WHAT THE TASK ASKS:
Reproduce the data below in full and to the letter, images excepted.

==== INPUT DATA ====

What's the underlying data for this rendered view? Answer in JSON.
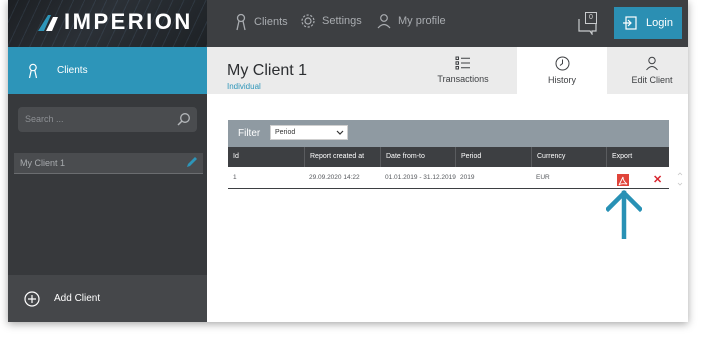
{
  "header": {
    "brand": "IMPERION",
    "nav": [
      {
        "label": "Clients",
        "icon": "ribbon-icon"
      },
      {
        "label": "Settings",
        "icon": "gear-icon"
      },
      {
        "label": "My profile",
        "icon": "user-icon"
      }
    ],
    "notification_count": "0",
    "login_label": "Login"
  },
  "sidebar": {
    "clients_label": "Clients",
    "search_placeholder": "Search ...",
    "clients": [
      {
        "name": "My Client 1"
      }
    ],
    "add_client_label": "Add Client"
  },
  "main": {
    "title": "My Client 1",
    "subtitle": "Individual",
    "tabs": [
      {
        "label": "Transactions",
        "icon": "list-icon"
      },
      {
        "label": "History",
        "icon": "clock-icon",
        "active": true
      },
      {
        "label": "Edit Client",
        "icon": "user-icon"
      }
    ],
    "filter": {
      "label": "Filter",
      "selected": "Period"
    },
    "table": {
      "columns": [
        "Id",
        "Report created at",
        "Date from-to",
        "Period",
        "Currency",
        "Export"
      ],
      "rows": [
        {
          "id": "1",
          "created": "29.09.2020 14:22",
          "range": "01.01.2019 - 31.12.2019",
          "period": "2019",
          "currency": "EUR"
        }
      ]
    }
  },
  "colors": {
    "accent": "#2d95b9",
    "login": "#2b8fb3",
    "topbar": "#3d3f42",
    "sidebar": "#37393c",
    "pdf": "#e0443a",
    "delete": "#d8262f"
  }
}
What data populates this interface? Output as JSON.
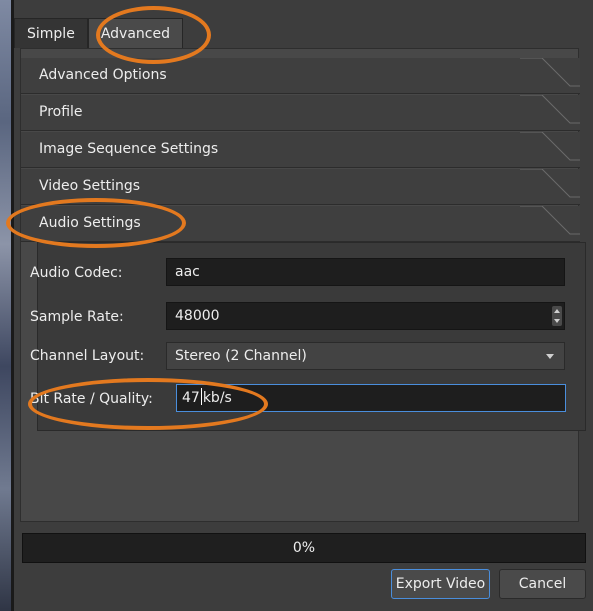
{
  "tabs": [
    {
      "label": "Simple",
      "active": false
    },
    {
      "label": "Advanced",
      "active": true
    }
  ],
  "sections": [
    {
      "label": "Advanced Options"
    },
    {
      "label": "Profile"
    },
    {
      "label": "Image Sequence Settings"
    },
    {
      "label": "Video Settings"
    },
    {
      "label": "Audio Settings"
    }
  ],
  "audio": {
    "codec_label": "Audio Codec:",
    "codec_value": "aac",
    "sample_rate_label": "Sample Rate:",
    "sample_rate_value": "48000",
    "channel_layout_label": "Channel Layout:",
    "channel_layout_value": "Stereo (2 Channel)",
    "bitrate_label": "Bit Rate / Quality:",
    "bitrate_value_before_caret": "47",
    "bitrate_value_after_caret": "kb/s"
  },
  "progress": {
    "text": "0%",
    "value": 0
  },
  "buttons": {
    "export": "Export Video",
    "cancel": "Cancel"
  },
  "colors": {
    "annotation": "#e3791f",
    "focus": "#4a8edc"
  }
}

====

SOLUTION FOR THIS TASK:
What's the underlying data for this rendered view? Answer in JSON.
{
  "header": {
    "brand": "IMPERION",
    "nav": [
      {
        "label": "Clients",
        "icon": "ribbon-icon"
      },
      {
        "label": "Settings",
        "icon": "gear-icon"
      },
      {
        "label": "My profile",
        "icon": "user-icon"
      }
    ],
    "notification_count": "0",
    "login_label": "Login"
  },
  "sidebar": {
    "clients_label": "Clients",
    "search_placeholder": "Search ...",
    "clients": [
      {
        "name": "My Client 1"
      }
    ],
    "add_client_label": "Add Client"
  },
  "main": {
    "title": "My Client 1",
    "subtitle": "Individual",
    "tabs": [
      {
        "label": "Transactions",
        "icon": "list-icon"
      },
      {
        "label": "History",
        "icon": "clock-icon",
        "active": true
      },
      {
        "label": "Edit Client",
        "icon": "user-icon"
      }
    ],
    "filter": {
      "label": "Filter",
      "selected": "Period"
    },
    "table": {
      "columns": [
        "Id",
        "Report created at",
        "Date from-to",
        "Period",
        "Currency",
        "Export"
      ],
      "rows": [
        {
          "id": "1",
          "created": "29.09.2020 14:22",
          "range": "01.01.2019 - 31.12.2019",
          "period": "2019",
          "currency": "EUR"
        }
      ]
    }
  },
  "colors": {
    "accent": "#2d95b9",
    "login": "#2b8fb3",
    "topbar": "#3d3f42",
    "sidebar": "#37393c",
    "pdf": "#e0443a",
    "delete": "#d8262f"
  }
}
What data populates this interface? Output as JSON.
{
  "tabs": [
    {
      "label": "Simple",
      "active": false
    },
    {
      "label": "Advanced",
      "active": true
    }
  ],
  "sections": [
    {
      "label": "Advanced Options"
    },
    {
      "label": "Profile"
    },
    {
      "label": "Image Sequence Settings"
    },
    {
      "label": "Video Settings"
    },
    {
      "label": "Audio Settings"
    }
  ],
  "audio": {
    "codec_label": "Audio Codec:",
    "codec_value": "aac",
    "sample_rate_label": "Sample Rate:",
    "sample_rate_value": "48000",
    "channel_layout_label": "Channel Layout:",
    "channel_layout_value": "Stereo (2 Channel)",
    "bitrate_label": "Bit Rate / Quality:",
    "bitrate_value_before_caret": "47",
    "bitrate_value_after_caret": "kb/s"
  },
  "progress": {
    "text": "0%",
    "value": 0
  },
  "buttons": {
    "export": "Export Video",
    "cancel": "Cancel"
  },
  "colors": {
    "annotation": "#e3791f",
    "focus": "#4a8edc"
  }
}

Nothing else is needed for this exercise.